Despite the long hours of debate over the document, it is considered unlikely that much of it will be implemented if Bush is elected president.

PROTESTS: Protest organizers have hoped for tens of thousands of demonstrators at the convention, topping the numbers seen at Vietnam-era demonstrations at the 1968 Democratic convention in Chicago, and the 1972 Republican convention in Miami Beach.

But their efforts Sunday did not live up to expectations as barely 5,000 activists rallied on the eve of the convention to draw attention to corporate money in politics, the death penalty and many other causes in a peaceful protest.

Police were out in force, keeping a careful eye on several black-clad and masked anarchists in the crowd, but they caused no disruption. Police Commissioner John Timoney said he was "cautiously optimistic" that calm would prevail.

HISTORY: Republicans have returned to the city where they held their first presidential nominating convention in 1856 to select John Fremont. The Republicans also met in Philadelphia in 1872 to renominate President Ulysses S. Grant and in 1900 to renominate President William McKinley. Both won re-election. In 1940, the Republicans met in Philadelphia to select political neophyte Wendell Willkie, who lost the election to President Franklin Roosevelt.

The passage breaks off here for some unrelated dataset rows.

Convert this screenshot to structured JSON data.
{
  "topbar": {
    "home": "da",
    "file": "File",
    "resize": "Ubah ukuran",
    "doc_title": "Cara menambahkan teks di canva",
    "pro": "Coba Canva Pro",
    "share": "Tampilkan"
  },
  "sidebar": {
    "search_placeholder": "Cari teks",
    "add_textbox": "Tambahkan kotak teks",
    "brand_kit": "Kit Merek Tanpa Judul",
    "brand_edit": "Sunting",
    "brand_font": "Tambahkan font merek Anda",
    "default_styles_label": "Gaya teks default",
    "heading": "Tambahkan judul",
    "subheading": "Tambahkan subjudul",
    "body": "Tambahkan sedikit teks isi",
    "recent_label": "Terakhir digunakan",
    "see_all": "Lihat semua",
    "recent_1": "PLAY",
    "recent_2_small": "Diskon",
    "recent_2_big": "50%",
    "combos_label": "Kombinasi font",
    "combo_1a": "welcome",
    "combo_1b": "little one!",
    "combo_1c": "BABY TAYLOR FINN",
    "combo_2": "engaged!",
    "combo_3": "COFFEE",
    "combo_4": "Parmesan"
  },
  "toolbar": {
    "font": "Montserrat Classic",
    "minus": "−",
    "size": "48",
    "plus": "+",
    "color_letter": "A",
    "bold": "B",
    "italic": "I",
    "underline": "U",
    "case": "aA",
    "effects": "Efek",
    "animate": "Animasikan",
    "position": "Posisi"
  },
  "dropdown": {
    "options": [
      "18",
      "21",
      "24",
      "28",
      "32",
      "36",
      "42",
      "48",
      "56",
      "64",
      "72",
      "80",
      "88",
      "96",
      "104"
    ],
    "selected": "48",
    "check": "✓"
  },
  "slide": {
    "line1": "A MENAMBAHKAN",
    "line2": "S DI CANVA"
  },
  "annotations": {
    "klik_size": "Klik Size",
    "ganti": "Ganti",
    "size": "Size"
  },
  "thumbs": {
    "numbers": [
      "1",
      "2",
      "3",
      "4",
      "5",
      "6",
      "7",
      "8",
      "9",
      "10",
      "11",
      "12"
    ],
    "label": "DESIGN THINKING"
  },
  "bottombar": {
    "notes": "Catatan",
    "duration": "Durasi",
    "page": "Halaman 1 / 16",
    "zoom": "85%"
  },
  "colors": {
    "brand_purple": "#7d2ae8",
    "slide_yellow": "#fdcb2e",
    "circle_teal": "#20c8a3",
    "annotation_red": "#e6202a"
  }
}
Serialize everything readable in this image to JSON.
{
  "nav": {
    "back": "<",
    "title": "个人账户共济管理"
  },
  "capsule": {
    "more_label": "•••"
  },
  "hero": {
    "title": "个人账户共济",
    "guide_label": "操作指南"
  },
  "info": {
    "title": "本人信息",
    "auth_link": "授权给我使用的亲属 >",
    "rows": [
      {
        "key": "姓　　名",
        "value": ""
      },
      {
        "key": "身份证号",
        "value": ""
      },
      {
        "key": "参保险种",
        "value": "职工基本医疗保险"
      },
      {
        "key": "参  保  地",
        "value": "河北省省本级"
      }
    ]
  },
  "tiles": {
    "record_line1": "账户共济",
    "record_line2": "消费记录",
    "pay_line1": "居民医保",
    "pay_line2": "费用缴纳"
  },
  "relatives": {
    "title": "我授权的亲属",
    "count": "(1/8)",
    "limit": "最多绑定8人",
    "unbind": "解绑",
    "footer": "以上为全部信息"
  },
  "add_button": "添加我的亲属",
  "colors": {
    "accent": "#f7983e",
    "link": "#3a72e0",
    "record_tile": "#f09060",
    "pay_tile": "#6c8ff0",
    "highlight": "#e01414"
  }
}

At their last Philadelphia convention in 1948, the Republicans nominated New York Gov. Thomas Dewey. Although he had been the party's unsuccessful presidential nominee in 1944, Dewey appeared a shoo-in for the White House. But shortly after the Republican gathering, Philadelphia also hosted the 1948 Democratic National Convention that nominated President Harry Truman. After a whistle-stop "Give 'em hell" campaign, Truman beat Dewey in one of the biggest political upsets in American history.

PHILADELPHIA: The city of 1.4 million people has played a prominent part in U.S. history. The birthplace of the Declaration of Independence and the Constitution and home of the Liberty Bell, Philadelphia was also the U.S. capital from 1790 to 1800. After rebounding from a near brush with bankruptcy in the early 1990s, the heavily Democratic city is basking in its role as host to the Republicans, with civic leaders hailing the event as a symbol of its revival.